Records excerpted from a collection:
━━━━━━━━

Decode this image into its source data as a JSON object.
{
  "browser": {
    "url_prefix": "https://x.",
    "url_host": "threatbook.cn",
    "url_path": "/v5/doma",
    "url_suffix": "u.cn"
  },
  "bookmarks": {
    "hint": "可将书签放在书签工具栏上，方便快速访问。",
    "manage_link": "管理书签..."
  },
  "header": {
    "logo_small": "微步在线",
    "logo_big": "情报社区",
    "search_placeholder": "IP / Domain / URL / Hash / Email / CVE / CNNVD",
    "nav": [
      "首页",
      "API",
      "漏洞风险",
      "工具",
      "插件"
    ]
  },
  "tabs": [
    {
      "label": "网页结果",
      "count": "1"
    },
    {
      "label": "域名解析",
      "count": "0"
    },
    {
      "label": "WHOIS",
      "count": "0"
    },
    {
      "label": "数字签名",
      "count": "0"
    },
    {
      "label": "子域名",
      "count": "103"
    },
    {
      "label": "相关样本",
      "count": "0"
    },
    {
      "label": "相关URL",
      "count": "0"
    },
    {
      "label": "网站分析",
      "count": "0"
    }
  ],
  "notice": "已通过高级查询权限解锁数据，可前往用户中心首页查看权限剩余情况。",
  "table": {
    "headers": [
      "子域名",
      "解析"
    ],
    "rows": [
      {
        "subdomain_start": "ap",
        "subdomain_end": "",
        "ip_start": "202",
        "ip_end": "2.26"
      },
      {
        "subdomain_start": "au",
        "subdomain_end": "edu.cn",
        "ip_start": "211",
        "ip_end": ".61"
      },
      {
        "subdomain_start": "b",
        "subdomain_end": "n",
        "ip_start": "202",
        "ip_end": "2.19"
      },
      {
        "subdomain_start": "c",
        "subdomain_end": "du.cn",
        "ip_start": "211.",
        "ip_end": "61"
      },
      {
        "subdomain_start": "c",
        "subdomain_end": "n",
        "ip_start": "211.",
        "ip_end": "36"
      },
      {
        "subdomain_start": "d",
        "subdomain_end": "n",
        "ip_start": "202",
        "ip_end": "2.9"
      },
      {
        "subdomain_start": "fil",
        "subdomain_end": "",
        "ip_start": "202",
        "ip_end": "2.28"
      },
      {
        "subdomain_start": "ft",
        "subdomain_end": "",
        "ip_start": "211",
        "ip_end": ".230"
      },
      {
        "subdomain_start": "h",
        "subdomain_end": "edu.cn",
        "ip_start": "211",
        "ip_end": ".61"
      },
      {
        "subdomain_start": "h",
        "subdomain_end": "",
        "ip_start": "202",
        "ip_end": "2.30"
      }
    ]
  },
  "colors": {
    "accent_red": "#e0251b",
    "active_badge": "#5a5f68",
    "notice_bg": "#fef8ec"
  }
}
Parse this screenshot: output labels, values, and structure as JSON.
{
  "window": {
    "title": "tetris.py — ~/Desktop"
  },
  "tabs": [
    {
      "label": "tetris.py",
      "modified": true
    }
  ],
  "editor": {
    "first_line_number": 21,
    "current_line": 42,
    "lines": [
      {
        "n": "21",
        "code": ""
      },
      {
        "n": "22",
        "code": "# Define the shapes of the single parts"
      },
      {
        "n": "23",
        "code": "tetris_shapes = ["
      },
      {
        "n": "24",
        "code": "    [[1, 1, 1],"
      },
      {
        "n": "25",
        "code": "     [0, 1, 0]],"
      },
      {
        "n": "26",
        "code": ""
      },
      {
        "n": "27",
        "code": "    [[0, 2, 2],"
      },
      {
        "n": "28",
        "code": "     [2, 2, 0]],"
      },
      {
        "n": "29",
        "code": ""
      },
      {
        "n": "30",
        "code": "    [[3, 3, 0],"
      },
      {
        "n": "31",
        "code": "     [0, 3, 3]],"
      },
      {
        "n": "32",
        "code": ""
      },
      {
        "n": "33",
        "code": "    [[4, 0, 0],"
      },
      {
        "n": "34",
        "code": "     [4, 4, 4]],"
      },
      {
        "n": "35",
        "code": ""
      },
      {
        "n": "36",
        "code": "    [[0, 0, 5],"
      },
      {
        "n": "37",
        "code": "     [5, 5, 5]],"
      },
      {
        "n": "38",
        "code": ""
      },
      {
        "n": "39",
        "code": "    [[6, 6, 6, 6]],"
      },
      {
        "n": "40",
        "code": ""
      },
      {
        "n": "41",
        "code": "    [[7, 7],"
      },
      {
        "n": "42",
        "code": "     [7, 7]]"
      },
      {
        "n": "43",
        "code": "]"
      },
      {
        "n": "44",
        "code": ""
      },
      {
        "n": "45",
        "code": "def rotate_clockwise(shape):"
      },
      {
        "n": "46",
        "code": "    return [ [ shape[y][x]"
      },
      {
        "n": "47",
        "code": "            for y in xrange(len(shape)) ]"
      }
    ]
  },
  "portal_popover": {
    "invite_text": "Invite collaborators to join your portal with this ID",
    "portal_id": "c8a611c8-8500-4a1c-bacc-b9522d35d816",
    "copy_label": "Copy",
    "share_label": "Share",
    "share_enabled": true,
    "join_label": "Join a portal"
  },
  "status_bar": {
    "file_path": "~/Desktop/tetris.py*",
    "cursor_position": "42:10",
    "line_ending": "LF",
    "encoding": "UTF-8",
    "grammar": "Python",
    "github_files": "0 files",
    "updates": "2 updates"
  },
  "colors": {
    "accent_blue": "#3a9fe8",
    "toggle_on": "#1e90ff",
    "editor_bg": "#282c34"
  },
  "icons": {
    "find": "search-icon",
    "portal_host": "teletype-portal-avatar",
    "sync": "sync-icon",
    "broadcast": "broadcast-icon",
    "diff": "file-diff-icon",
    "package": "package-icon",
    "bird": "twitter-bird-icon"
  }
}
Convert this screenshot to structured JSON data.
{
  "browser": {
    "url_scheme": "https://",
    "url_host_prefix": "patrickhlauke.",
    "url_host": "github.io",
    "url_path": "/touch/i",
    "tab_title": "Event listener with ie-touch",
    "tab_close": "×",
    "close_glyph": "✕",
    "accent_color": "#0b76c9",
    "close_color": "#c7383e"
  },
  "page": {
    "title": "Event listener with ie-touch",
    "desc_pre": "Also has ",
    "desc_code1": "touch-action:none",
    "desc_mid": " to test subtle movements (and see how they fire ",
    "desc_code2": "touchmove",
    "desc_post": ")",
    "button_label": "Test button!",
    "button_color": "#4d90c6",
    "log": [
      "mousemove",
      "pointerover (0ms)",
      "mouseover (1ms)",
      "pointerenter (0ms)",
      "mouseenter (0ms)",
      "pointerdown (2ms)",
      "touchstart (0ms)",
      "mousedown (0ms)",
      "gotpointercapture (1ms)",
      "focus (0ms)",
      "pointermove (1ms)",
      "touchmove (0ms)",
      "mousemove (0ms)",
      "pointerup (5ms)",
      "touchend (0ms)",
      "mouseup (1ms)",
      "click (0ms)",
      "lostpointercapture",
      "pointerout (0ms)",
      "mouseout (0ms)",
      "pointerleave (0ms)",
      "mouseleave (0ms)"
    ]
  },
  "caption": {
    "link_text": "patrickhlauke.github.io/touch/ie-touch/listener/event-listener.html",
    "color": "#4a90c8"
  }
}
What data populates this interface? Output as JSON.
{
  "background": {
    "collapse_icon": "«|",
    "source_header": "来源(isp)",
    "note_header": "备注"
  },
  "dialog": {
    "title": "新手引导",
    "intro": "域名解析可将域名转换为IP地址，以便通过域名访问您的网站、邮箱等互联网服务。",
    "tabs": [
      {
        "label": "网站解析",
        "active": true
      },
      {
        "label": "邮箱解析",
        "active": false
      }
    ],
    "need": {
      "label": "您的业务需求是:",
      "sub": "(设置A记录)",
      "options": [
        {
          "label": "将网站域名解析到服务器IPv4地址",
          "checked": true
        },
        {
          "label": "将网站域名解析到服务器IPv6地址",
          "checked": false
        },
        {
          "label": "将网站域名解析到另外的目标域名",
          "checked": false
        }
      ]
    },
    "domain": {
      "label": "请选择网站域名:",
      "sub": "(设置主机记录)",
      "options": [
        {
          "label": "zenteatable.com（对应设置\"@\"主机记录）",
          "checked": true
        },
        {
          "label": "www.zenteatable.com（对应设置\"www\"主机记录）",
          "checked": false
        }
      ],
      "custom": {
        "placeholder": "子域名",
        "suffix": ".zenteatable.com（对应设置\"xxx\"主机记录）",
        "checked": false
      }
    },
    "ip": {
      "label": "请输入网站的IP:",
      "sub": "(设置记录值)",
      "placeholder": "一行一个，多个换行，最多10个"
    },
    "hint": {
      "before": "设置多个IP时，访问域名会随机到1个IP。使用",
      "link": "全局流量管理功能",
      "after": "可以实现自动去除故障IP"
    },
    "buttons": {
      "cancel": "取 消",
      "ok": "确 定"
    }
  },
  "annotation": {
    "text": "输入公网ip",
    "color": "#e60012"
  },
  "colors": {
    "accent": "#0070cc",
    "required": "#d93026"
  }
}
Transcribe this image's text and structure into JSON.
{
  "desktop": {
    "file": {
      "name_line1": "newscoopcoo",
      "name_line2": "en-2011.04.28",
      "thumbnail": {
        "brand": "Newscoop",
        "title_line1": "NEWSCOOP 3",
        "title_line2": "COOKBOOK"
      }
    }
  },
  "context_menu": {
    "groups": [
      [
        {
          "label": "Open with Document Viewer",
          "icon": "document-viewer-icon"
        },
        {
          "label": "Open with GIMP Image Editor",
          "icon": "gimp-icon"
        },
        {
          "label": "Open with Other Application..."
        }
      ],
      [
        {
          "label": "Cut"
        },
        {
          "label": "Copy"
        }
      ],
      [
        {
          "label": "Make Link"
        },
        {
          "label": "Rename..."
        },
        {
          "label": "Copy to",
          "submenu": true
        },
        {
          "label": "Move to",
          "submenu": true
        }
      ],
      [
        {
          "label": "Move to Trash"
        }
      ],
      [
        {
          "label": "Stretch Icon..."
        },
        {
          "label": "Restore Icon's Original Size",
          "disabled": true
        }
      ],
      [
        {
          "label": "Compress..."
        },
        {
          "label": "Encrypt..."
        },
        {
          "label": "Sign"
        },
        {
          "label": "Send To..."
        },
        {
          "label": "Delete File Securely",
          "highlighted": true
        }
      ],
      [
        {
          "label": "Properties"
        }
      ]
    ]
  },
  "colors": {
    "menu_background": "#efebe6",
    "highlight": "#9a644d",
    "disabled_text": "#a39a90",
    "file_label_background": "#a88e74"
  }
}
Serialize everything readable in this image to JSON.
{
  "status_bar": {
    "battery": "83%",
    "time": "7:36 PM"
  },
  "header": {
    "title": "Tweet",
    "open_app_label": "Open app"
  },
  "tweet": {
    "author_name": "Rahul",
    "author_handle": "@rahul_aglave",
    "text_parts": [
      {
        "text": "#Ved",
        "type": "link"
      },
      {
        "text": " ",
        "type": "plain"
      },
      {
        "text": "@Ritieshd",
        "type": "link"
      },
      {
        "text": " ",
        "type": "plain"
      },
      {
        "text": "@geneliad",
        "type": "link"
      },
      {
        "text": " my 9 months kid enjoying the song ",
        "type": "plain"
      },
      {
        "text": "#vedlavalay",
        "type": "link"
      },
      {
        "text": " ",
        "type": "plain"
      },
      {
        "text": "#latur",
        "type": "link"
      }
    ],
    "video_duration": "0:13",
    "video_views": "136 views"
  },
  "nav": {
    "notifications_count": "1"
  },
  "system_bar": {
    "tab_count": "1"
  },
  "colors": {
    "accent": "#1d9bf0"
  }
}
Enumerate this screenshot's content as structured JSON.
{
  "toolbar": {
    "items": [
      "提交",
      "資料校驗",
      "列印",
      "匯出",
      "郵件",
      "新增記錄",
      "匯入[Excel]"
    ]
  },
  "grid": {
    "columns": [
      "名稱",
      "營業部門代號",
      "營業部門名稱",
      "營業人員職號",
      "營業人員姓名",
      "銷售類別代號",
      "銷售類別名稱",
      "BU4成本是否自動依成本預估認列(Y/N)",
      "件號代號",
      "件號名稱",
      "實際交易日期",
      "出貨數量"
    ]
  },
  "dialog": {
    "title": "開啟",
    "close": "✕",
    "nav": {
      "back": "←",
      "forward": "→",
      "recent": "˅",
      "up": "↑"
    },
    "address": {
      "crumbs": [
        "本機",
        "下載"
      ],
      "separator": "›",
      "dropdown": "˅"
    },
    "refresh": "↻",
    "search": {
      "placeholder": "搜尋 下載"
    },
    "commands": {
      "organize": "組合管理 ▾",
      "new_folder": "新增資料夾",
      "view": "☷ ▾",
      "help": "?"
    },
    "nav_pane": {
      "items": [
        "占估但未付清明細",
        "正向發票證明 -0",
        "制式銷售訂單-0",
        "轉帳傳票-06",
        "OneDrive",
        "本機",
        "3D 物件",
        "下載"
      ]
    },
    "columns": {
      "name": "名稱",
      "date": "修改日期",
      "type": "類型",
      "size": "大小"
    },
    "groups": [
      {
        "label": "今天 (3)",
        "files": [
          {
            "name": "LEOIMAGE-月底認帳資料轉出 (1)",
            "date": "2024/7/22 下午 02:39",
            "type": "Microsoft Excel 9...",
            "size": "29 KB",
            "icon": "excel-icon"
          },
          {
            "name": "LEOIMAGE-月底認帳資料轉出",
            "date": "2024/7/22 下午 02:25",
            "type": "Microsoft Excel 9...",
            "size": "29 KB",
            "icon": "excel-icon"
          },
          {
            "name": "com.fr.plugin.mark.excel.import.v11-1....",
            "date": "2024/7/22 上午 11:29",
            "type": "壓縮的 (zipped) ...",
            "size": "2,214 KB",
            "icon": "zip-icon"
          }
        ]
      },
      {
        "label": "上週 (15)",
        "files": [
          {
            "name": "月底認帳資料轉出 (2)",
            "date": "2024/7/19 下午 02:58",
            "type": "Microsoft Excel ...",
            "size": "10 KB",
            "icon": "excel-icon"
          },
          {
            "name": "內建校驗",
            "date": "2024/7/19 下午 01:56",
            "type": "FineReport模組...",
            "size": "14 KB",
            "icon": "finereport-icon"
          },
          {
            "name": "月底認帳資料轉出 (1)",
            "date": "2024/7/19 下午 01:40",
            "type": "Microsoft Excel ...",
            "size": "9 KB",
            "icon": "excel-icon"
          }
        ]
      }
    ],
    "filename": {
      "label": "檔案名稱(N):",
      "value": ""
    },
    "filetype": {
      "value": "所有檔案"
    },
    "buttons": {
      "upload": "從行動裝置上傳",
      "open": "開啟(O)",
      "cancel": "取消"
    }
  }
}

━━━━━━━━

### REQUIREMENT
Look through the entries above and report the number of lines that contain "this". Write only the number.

### EXERCISE SOLUTION
8